* [Work to complete]: Look through the material and copy each line holding "this".

* [Information given]:
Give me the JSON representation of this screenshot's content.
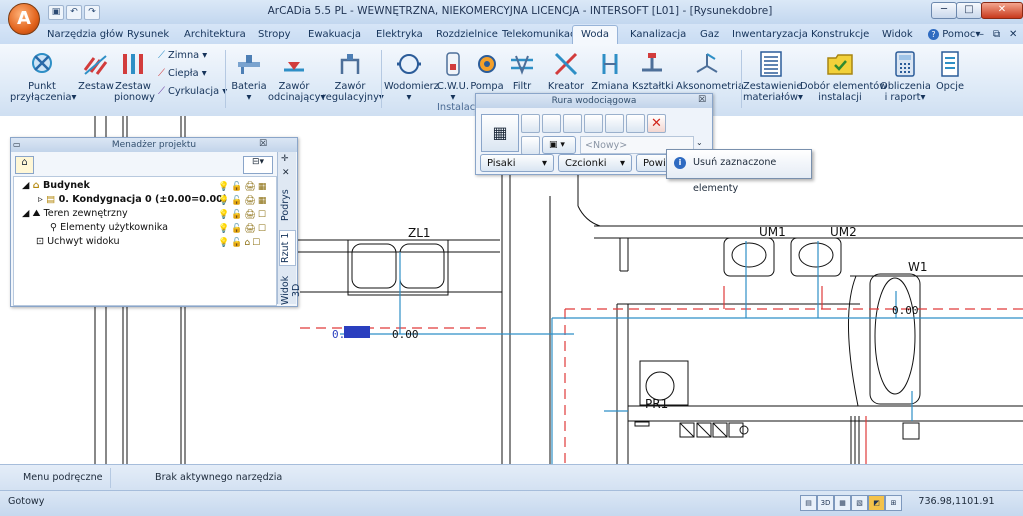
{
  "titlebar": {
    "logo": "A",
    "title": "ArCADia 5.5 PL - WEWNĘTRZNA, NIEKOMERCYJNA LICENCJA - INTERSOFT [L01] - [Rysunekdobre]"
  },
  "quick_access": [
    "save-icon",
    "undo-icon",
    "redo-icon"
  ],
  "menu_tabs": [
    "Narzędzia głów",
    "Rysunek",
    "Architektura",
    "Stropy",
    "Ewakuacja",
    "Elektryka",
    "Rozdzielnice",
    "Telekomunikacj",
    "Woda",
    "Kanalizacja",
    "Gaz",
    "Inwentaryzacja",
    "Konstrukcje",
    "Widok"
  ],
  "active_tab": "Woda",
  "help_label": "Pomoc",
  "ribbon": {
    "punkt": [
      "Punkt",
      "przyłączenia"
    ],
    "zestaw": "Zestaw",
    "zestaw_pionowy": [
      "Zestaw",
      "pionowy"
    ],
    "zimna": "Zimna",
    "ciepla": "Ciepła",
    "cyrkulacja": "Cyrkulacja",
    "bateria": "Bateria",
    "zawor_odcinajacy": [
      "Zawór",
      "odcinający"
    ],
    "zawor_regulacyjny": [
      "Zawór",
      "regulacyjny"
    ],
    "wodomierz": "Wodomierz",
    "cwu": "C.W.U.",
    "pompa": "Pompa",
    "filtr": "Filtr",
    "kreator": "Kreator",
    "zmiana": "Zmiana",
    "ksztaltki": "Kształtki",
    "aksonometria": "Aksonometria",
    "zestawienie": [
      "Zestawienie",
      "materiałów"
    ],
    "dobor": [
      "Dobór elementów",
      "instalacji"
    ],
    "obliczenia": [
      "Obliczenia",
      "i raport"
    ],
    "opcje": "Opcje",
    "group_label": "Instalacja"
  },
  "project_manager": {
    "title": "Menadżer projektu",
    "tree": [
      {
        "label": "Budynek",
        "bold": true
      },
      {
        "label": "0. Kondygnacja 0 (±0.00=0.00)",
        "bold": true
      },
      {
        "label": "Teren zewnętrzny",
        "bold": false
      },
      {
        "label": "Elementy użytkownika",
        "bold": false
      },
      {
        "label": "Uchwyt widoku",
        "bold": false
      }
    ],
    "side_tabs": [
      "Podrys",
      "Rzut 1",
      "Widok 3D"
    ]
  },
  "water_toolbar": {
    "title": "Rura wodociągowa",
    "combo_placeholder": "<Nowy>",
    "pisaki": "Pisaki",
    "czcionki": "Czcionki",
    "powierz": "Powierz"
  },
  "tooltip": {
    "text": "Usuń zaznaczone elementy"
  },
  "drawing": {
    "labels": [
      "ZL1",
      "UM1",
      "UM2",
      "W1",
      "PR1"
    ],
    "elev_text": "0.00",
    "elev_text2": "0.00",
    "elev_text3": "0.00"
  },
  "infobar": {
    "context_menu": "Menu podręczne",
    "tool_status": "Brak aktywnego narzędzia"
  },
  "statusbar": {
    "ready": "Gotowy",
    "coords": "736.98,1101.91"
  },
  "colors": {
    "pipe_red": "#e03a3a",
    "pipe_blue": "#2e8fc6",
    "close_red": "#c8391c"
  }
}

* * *

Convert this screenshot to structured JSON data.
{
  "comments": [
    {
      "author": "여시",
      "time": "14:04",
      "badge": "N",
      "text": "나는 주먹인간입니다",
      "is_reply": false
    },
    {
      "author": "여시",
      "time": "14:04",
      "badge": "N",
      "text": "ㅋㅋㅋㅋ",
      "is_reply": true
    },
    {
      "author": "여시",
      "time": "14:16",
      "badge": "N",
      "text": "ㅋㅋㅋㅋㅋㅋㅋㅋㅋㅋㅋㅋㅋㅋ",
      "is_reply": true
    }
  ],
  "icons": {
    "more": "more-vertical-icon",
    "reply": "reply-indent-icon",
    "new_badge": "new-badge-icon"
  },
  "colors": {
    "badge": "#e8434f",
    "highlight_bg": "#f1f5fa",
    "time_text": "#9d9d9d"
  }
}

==

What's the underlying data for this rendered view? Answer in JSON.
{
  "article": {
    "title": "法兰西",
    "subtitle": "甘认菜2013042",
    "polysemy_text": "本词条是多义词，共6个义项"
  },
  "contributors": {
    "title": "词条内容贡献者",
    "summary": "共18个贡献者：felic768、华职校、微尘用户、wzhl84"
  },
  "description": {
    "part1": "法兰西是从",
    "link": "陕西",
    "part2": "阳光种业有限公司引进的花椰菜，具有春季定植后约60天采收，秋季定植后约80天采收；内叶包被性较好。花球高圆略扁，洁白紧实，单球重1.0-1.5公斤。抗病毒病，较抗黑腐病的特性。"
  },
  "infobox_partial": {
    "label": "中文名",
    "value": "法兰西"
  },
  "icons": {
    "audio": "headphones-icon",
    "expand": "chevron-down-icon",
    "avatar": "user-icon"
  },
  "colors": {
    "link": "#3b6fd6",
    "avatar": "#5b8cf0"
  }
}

* [Written solution]:
Give me the JSON representation of this screenshot's content.
Convert this screenshot to structured JSON data.
What's the underlying data for this rendered view? Answer in JSON.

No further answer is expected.